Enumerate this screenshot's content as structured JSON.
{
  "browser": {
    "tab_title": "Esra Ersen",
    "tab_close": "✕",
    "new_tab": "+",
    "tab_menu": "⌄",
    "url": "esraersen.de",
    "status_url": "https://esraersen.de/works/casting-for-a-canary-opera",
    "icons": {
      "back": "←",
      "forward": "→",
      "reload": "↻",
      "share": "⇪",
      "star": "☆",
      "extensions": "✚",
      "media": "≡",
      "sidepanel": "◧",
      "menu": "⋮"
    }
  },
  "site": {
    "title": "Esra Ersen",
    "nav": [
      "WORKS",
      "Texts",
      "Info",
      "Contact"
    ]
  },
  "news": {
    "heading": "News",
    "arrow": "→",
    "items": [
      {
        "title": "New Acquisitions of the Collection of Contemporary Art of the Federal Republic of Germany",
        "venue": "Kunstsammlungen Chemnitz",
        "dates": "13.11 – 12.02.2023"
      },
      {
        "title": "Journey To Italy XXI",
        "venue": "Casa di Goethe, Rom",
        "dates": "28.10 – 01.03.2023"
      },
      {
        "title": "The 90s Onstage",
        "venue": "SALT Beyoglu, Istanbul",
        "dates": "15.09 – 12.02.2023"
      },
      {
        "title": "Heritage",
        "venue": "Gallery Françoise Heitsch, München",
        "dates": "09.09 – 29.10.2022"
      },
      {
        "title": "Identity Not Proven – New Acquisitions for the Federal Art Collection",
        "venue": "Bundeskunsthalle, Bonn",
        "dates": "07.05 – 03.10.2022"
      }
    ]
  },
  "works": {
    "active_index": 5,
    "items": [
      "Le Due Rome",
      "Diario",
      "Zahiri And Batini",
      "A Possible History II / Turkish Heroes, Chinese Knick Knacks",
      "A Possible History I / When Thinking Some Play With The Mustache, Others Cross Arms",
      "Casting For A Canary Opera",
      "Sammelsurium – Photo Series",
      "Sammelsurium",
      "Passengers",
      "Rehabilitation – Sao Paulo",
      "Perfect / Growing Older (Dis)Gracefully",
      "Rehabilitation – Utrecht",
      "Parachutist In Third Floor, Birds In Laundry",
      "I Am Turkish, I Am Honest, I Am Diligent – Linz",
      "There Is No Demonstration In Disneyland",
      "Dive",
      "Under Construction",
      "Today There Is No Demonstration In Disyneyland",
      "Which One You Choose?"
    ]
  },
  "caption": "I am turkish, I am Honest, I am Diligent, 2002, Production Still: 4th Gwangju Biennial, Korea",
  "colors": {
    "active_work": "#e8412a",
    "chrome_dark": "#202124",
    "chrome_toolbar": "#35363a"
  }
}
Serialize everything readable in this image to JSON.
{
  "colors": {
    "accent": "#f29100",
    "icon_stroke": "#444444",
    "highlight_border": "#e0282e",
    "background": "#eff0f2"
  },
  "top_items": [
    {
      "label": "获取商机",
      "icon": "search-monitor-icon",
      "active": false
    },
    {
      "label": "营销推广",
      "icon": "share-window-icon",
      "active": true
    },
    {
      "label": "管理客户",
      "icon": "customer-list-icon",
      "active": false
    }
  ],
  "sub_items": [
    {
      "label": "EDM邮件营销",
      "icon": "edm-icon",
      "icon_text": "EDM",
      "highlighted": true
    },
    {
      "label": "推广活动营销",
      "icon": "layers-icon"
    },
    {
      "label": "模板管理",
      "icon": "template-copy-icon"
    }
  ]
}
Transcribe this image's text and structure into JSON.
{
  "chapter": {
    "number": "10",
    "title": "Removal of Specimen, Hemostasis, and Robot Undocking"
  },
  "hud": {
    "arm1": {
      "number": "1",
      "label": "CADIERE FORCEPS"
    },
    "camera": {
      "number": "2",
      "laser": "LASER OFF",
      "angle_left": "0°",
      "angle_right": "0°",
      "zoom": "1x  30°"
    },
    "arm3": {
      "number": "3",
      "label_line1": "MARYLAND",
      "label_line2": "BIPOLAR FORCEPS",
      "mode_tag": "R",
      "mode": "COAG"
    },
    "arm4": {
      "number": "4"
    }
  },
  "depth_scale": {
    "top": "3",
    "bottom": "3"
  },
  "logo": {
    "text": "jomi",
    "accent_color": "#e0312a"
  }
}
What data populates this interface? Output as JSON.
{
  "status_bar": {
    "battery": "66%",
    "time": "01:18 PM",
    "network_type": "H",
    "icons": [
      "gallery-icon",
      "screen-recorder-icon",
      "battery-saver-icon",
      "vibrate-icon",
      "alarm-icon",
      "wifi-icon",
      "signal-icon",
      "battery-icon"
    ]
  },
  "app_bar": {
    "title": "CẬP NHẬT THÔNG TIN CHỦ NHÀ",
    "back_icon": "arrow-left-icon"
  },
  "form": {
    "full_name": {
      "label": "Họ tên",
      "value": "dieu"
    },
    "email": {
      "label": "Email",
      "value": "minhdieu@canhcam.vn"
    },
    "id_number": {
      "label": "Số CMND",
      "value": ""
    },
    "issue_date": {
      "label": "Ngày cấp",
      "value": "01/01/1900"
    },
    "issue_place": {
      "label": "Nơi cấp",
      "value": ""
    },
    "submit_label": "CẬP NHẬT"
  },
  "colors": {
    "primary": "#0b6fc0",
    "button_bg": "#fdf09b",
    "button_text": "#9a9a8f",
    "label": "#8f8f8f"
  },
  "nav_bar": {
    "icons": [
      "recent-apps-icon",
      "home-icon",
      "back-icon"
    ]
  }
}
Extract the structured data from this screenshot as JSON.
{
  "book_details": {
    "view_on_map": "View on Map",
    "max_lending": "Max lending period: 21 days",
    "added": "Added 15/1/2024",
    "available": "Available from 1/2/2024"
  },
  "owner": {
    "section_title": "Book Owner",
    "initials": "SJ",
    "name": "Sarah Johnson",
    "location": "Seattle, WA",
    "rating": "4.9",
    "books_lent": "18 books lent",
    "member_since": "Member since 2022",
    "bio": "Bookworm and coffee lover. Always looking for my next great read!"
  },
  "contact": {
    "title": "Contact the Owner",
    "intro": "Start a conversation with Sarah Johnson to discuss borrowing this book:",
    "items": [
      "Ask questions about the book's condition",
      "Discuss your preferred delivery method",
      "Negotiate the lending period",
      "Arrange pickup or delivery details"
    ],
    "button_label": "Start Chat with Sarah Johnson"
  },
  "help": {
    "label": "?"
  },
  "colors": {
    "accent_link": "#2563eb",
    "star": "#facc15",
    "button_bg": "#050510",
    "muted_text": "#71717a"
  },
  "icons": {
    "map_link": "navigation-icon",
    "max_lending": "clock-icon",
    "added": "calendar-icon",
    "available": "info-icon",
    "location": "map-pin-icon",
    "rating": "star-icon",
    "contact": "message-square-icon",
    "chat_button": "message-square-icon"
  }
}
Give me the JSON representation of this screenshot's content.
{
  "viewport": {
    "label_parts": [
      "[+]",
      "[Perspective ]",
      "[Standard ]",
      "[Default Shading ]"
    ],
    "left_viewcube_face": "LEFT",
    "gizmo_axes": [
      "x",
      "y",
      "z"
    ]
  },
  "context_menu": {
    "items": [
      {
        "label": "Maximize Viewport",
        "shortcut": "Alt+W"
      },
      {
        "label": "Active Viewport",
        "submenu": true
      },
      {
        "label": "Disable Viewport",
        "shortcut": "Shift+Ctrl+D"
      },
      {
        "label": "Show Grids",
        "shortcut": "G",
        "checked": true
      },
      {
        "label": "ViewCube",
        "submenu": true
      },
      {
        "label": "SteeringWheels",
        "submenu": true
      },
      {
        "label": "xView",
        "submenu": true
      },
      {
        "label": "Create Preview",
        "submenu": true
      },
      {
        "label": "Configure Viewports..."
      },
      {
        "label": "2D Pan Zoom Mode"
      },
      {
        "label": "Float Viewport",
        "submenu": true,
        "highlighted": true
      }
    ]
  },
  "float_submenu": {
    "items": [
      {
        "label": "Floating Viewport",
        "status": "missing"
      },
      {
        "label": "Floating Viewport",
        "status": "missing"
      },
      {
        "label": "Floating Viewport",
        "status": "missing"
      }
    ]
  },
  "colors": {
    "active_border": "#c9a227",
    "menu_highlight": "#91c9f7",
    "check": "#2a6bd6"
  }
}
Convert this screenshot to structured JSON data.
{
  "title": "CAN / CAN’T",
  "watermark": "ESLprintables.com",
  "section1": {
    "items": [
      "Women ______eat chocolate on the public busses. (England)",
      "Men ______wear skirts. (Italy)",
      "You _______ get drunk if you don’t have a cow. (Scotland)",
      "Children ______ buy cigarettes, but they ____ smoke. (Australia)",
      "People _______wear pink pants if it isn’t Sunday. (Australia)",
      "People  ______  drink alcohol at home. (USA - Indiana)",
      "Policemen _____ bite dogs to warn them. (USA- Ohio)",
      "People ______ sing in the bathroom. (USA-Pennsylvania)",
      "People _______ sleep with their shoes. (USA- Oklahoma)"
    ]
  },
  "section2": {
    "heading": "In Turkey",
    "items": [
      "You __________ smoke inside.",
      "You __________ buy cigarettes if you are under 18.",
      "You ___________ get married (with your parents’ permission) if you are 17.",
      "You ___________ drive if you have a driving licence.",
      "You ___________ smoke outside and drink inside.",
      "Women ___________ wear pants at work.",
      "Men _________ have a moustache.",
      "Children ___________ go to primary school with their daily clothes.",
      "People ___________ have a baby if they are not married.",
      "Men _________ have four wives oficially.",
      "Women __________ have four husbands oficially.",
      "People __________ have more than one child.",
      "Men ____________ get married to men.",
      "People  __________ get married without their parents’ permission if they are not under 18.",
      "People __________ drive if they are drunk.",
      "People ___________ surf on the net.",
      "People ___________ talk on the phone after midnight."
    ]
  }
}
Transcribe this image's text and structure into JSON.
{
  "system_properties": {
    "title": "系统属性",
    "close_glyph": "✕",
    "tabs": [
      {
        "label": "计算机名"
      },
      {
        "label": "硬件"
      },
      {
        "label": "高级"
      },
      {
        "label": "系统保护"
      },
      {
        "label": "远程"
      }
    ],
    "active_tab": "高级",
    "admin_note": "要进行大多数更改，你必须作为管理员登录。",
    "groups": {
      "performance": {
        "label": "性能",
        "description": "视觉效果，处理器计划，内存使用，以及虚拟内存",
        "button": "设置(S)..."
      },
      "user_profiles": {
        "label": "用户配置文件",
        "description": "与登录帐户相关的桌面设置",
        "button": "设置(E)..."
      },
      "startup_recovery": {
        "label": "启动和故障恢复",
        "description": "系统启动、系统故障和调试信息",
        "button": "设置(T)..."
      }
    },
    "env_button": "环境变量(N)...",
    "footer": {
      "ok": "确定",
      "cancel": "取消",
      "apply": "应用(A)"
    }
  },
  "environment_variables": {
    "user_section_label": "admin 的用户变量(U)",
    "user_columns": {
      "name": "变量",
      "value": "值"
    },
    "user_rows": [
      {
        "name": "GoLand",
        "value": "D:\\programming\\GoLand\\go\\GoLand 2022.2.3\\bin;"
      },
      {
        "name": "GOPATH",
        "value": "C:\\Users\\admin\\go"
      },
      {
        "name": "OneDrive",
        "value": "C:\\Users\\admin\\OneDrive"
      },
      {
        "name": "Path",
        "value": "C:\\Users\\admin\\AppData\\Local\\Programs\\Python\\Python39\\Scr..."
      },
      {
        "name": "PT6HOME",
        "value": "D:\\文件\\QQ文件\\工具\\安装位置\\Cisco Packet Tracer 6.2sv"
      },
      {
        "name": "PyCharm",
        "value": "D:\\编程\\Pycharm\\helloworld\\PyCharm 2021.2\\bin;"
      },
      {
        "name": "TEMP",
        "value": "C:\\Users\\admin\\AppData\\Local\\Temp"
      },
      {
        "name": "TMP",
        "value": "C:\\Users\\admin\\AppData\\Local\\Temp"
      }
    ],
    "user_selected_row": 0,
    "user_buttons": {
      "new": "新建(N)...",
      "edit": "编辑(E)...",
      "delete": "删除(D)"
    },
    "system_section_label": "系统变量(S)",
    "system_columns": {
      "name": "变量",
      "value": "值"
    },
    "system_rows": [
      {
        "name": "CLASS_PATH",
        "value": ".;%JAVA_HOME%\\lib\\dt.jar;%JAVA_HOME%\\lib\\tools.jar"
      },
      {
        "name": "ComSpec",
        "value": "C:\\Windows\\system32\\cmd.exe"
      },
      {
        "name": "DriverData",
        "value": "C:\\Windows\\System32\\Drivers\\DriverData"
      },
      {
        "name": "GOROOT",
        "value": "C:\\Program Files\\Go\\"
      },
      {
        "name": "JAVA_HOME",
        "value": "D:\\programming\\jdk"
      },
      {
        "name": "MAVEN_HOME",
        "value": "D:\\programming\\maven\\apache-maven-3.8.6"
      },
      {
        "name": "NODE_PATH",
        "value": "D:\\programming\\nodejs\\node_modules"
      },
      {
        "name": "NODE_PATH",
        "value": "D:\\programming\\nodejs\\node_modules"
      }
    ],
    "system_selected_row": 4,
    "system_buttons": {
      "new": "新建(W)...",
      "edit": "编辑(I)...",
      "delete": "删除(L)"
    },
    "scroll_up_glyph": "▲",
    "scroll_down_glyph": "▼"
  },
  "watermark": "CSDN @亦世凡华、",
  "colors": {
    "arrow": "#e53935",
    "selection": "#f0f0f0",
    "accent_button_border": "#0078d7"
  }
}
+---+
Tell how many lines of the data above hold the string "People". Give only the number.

10